As you can see, there was a huge uptick in the number of babies being born in the post-war decades. Since then, the total fertility rate has held steady at around two children per woman.
The baby boomer generation is generally defined to be Americans born between 1946 and 1964. Therefore, this group represents Americans ages 53 to 71 today. In other words, this is the group that is starting to retire now, and will continue to reach retirement age over the next decade and a half.

Reason 2: Modern medicine has resulted in longer life expectancies

The other contributing factor to Social Security’s expected financial woes is that modern medicine has resulted in Americans living longer lives and therefore collecting Social Security benefits for a greater number of years.

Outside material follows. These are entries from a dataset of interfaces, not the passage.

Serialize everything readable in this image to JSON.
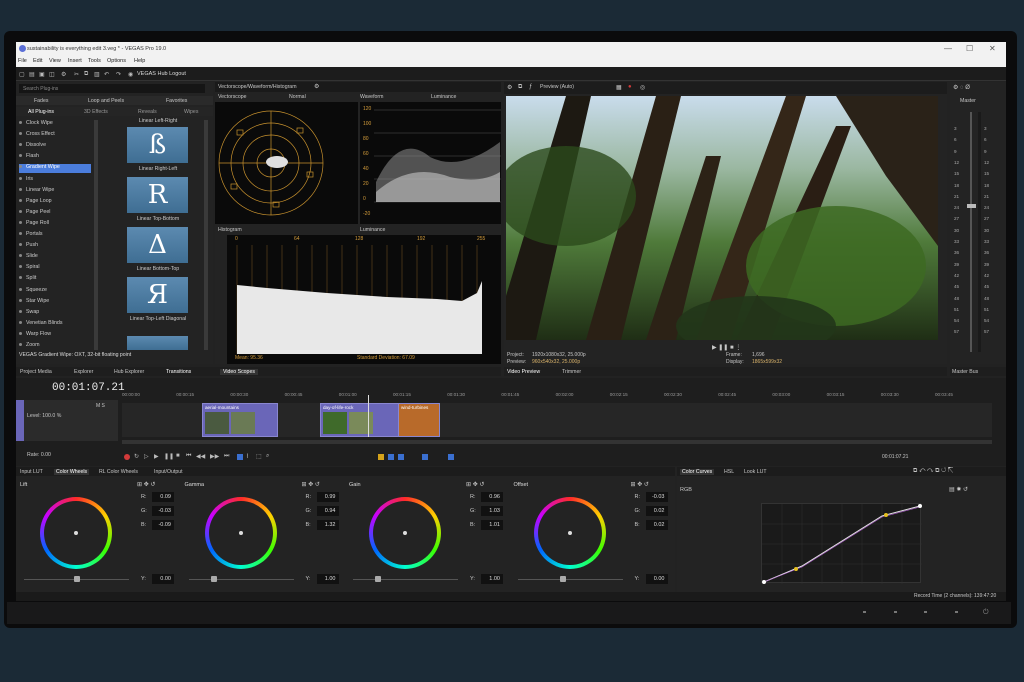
{
  "window": {
    "title": "sustainability is everything edit 3.veg * - VEGAS Pro 19.0",
    "controls": [
      "—",
      "☐",
      "✕"
    ]
  },
  "menu": [
    "File",
    "Edit",
    "View",
    "Insert",
    "Tools",
    "Options",
    "Help"
  ],
  "toolbar": {
    "hub_label": "VEGAS Hub Logout"
  },
  "plugin_panel": {
    "search_placeholder": "Search Plug-ins",
    "tabs_top": [
      "Fades",
      "Loop and Peels",
      "Favorites"
    ],
    "tabs_bottom": [
      "All Plug-ins",
      "3D Effects",
      "Reveals",
      "Wipes"
    ],
    "items": [
      "Clock Wipe",
      "Cross Effect",
      "Dissolve",
      "Flash",
      "Gradient Wipe",
      "Iris",
      "Linear Wipe",
      "Page Loop",
      "Page Peel",
      "Page Roll",
      "Portals",
      "Push",
      "Slide",
      "Spiral",
      "Split",
      "Squeeze",
      "Star Wipe",
      "Swap",
      "Venetian Blinds",
      "Warp Flow",
      "Zoom"
    ],
    "selected": "Gradient Wipe",
    "presets": [
      "Linear Right-Left",
      "Linear Top-Bottom",
      "Linear Bottom-Top",
      "Linear Top-Left Diagonal"
    ],
    "preset_top_label": "Linear Left-Right",
    "status": "VEGAS Gradient Wipe: OXT, 32-bit floating point"
  },
  "scopes": {
    "dropdown": "Vectorscope/Waveform/Histogram",
    "vectorscope_label": "Vectorscope",
    "vectorscope_mode": "Normal",
    "waveform_label": "Waveform",
    "waveform_mode": "Luminance",
    "waveform_y": [
      "120",
      "100",
      "80",
      "60",
      "40",
      "20",
      "0",
      "-20"
    ],
    "histogram_label": "Histogram",
    "histogram_mode": "Luminance",
    "histogram_x": [
      "0",
      "64",
      "128",
      "192",
      "255"
    ],
    "mean": "Mean: 95.36",
    "std": "Standard Deviation: 67.09"
  },
  "preview": {
    "mode": "Preview (Auto)",
    "project_label": "Project:",
    "project_value": "1920x1080x32, 25.000p",
    "preview_label": "Preview:",
    "preview_value": "960x540x32, 25.000p",
    "frame_label": "Frame:",
    "frame_value": "1,696",
    "display_label": "Display:",
    "display_value": "1865x599x32"
  },
  "master": {
    "label": "Master",
    "scale": [
      "3",
      "6",
      "9",
      "12",
      "15",
      "18",
      "21",
      "24",
      "27",
      "30",
      "33",
      "36",
      "39",
      "42",
      "45",
      "48",
      "51",
      "54",
      "57"
    ]
  },
  "window_tabs": [
    "Project Media",
    "Explorer",
    "Hub Explorer",
    "Transitions",
    "Video Scopes"
  ],
  "preview_tabs": [
    "Video Preview",
    "Trimmer"
  ],
  "master_bus": "Master Bus",
  "timeline": {
    "timecode": "00:01:07.21",
    "level": "Level: 100.0 %",
    "rate": "Rate: 0.00",
    "ruler": [
      "00:00:00",
      "00:00:15",
      "00:00:30",
      "00:00:45",
      "00:01:00",
      "00:01:15",
      "00:01:30",
      "00:01:45",
      "00:02:00",
      "00:02:15",
      "00:02:30",
      "00:02:45",
      "00:03:00",
      "00:03:15",
      "00:03:30",
      "00:03:45"
    ],
    "clips": [
      "aerial-mountains",
      "day-of-life-rock",
      "wind-turbines"
    ],
    "end_time": "00:01:07.21"
  },
  "color_tabs_left": [
    "Input LUT",
    "Color Wheels",
    "RL Color Wheels",
    "Input/Output"
  ],
  "color_tabs_right": [
    "Color Curves",
    "HSL",
    "Look LUT"
  ],
  "wheels": [
    {
      "name": "Lift",
      "r": "0.09",
      "g": "-0.03",
      "b": "-0.09",
      "y": "0.00"
    },
    {
      "name": "Gamma",
      "r": "0.99",
      "g": "0.94",
      "b": "1.32",
      "y": "1.00"
    },
    {
      "name": "Gain",
      "r": "0.96",
      "g": "1.03",
      "b": "1.01",
      "y": "1.00"
    },
    {
      "name": "Offset",
      "r": "-0.03",
      "g": "0.02",
      "b": "0.02",
      "y": "0.00"
    }
  ],
  "curves": {
    "channel": "RGB"
  },
  "status_bar": "Record Time (2 channels): 139:47:20",
  "colors": {
    "accent": "#4b7ddc",
    "clip": "#6a66b8",
    "scope_grid": "#d39c3b"
  }
}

According to the Social Security Administration’s (SSA) life tables, a man who was born in 1900 lived for about 13 years after reaching the age of 65. However, a man born in 1960 (a member of the baby boomers I discussed earlier) is expected to live roughly 18 years after reaching 65 years of age. And the life expectancy improvement is nearly as dramatic for females as well. In other words, the current group of retirees is expected to collect Social Security benefits for almost five years longer than the group of retirees 60 years prior.

And this trend is expected to continue going forward. As you can see in the chart below, the average person born in 2000 will live over two decades after reaching the age of 65.


More money flowing out than coming in

As a result of this combination of baby boomers retiring and senior citizens living longer lives, there will be far fewer workers paying Social Security tax for each beneficiary receiving retirement benefits. Image source: 2016 Social Security Trustees Report.

As you can see, from 1980 until almost 2010, the ratio stayed steady at 3.2-3.4 workers paying into Social Security per beneficiary. As of 2016, this ratio has already dropped well below 3-to-1, and is expected to decline rapidly over the next few decades, reaching a level of just 2.2 workers per beneficiary by 2035.

What can be done?

The good news is that there is still time to fix the problem, and there are two main ways it can be done.

• Decrease benefits, which could come in the form of an across-the-board cut, or increase the full retirement age, cut benefits to wealthy retirees, or several other ways.
• Raise Social Security taxes. The current tax rate is 6.2% for employers and employees, assessed on up to $127,200 of earned income. So, a tax increase could either be a higher tax rate or a raising or elimination of the taxable wage cap.

There’s no way to predict the eventual reform package that will be passed, but history tells us that something will be done. It’s just a matter of how long it will take Congress to act and what the eventual solution will look like.

Image sources: Social Security Administration.